Synonyms is a staggeringly confident piece of art, even as it chronicles the stumbling meanderings of a confused young man on a mission to be anything and anyone but himself. In Nadav Lapid’s third feature, young Israeli Yoav (Tom Mercier) is desperate to escape his life, his history, and his country. He believes that Paris can be his new home, that French can be his new language, and that his native Hebrew must now be completely struck from his vocabulary. Over the course of Synonyms’ two-hour running time, this seeker finds that these dreams might not be as easy as he’d hoped, no matter how determined he remains. The film is a heartbreaking and often opaque sort of bildungsroman, one that rewards repeated viewings and whose layered themes build to reveal a uniquely impressionistic take on the immigrant experience, the pressures of masculinity, and the perennial human desires for connection and reinvention that are too often thwarted by society.

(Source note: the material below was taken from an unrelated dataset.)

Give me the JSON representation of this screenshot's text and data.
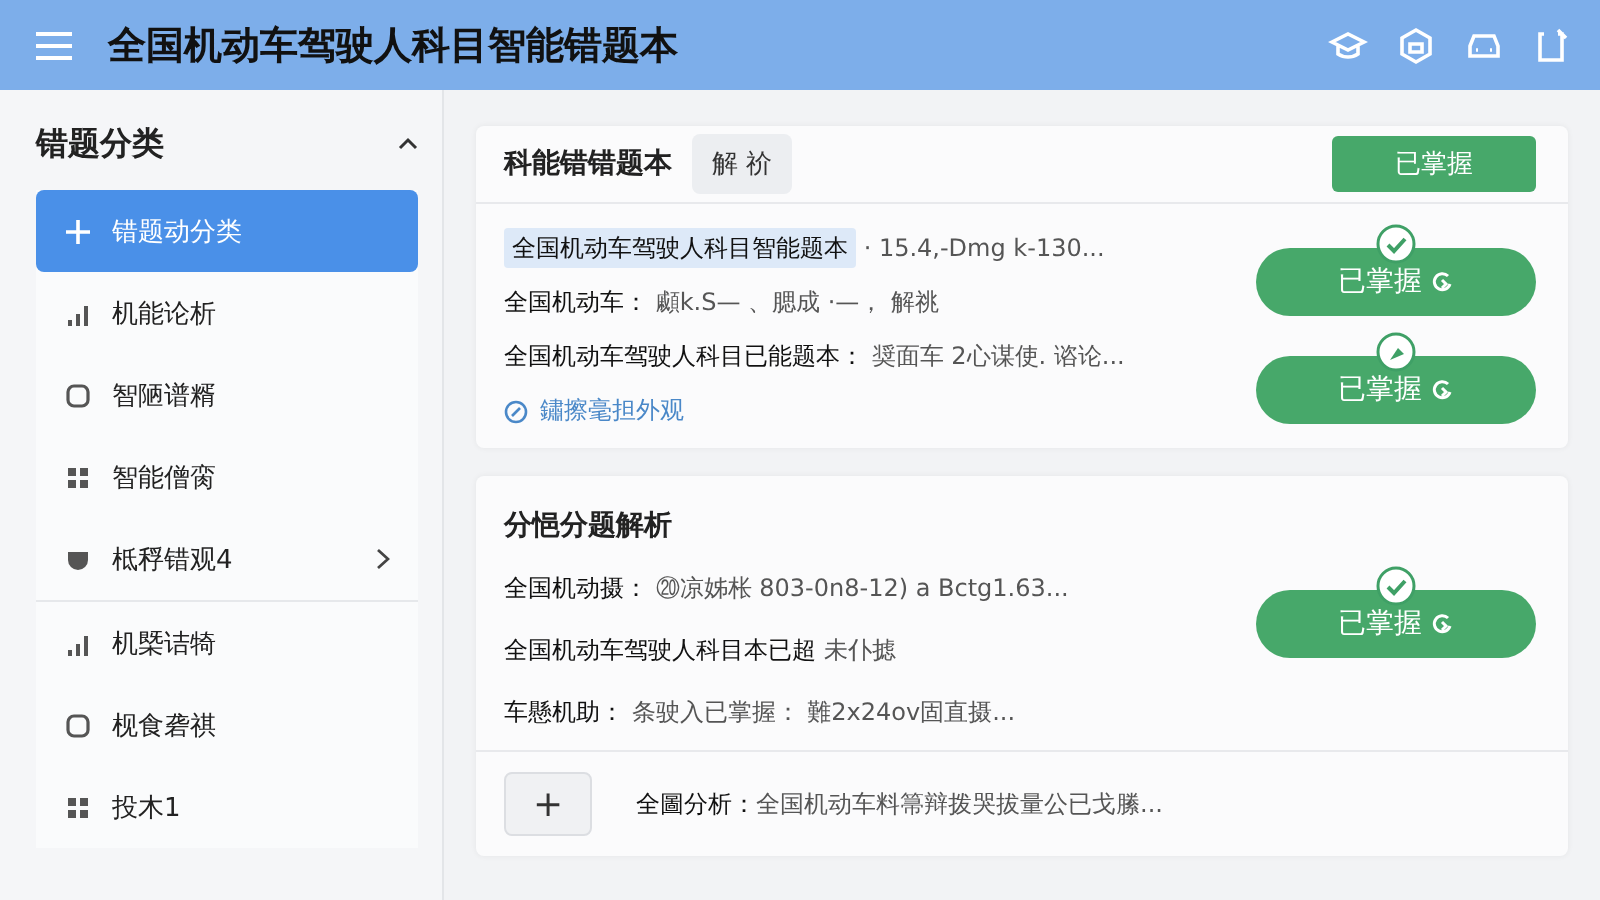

Tom Mercier’s central performance is Synonyms’ most consistently surprising pleasure. A relative newcomer to the screen, he quite literally throws himself into every scene, from the first moments of Yoav’s arrival in a mysteriously empty flat to his increasingly complicated friendship with the wealthy, bored Parisian couple Emile (Quentin Dolmaire) and Caroline (Louise Chevillotte). Mercier’s Yoav is gruff but loveable, manly but childlike, solitary but lonely, self-sufficient but needy, and the juxtapositional valleys between these characteristics is where Synonyms’ heart can always be found, even when the plot meanders and sometimes hits brick walls. It can often feel like Synonyms doesn’t exactly know where it’s going, but this always seems true to the fact that Yoav is trying to pinpoint his way as well, and rarely actually mastering it.
The connection between Yoav, Emile and Caroline swirls chaotically, with wide-eyed, open-hearted Yoav at the center of a subtle tempest. Emile and Caroline alternately compete for his affection and dismiss him when they need space. But this is no sudsy love triangle, nor explosive melodrama. The shifts in relationship are always just discombobulating enough to keep viewers on their toes, and to keep Yoav looking for the next opening through which he can escape his lot and enter a new light.
It eventually becomes clearer that one main impetus for Yoav’s flight from his home country is a disorienting stint he spent serving in the Israeli army. Director Lapid also stayed in Paris following his own time in the Israeli army, and this autobiographical connection adds a layer of exorcism and urgency to the film’s often impressionistic style. Though the plot rarely hurtles forward, there is a strangely antic breathlessness to every scene, as it appears that Lapid is as desperate to affirm Yoav’s desperation as Yoav is desperate to fit in anywhere that isn’t the home he hates.
As Yoav meets more immigrants, pursues more possibilities, and explores more postures, he (and the film itself) becomes more and more convinced that it is not so easy to escape the toxicity of masculinity, violence, exploitation, and nationalism, no matter where one travels (and a simultaneously hilarious and harrowing experience in a class for immigrants makes much of this reality chillingly plain). Everyone, in their own way, whether citizen or wannabe-citizen, is banging their own head against a door that won’t open for them, whether that door be literal, existential, or both.
In the end, connection and community seem to be the only paths to transformation, but all three seem elusive when so many roadblocks remain in the way. Synonyms’ final moments don’t attempt to solve this condition, but rather paint it in such stark relief as to make it utterly unforgettable, nudging viewers to pay more attention to how we open and close doors, how we welcome and dismiss one another, and how desperately we need to accompany one another safely through the dark.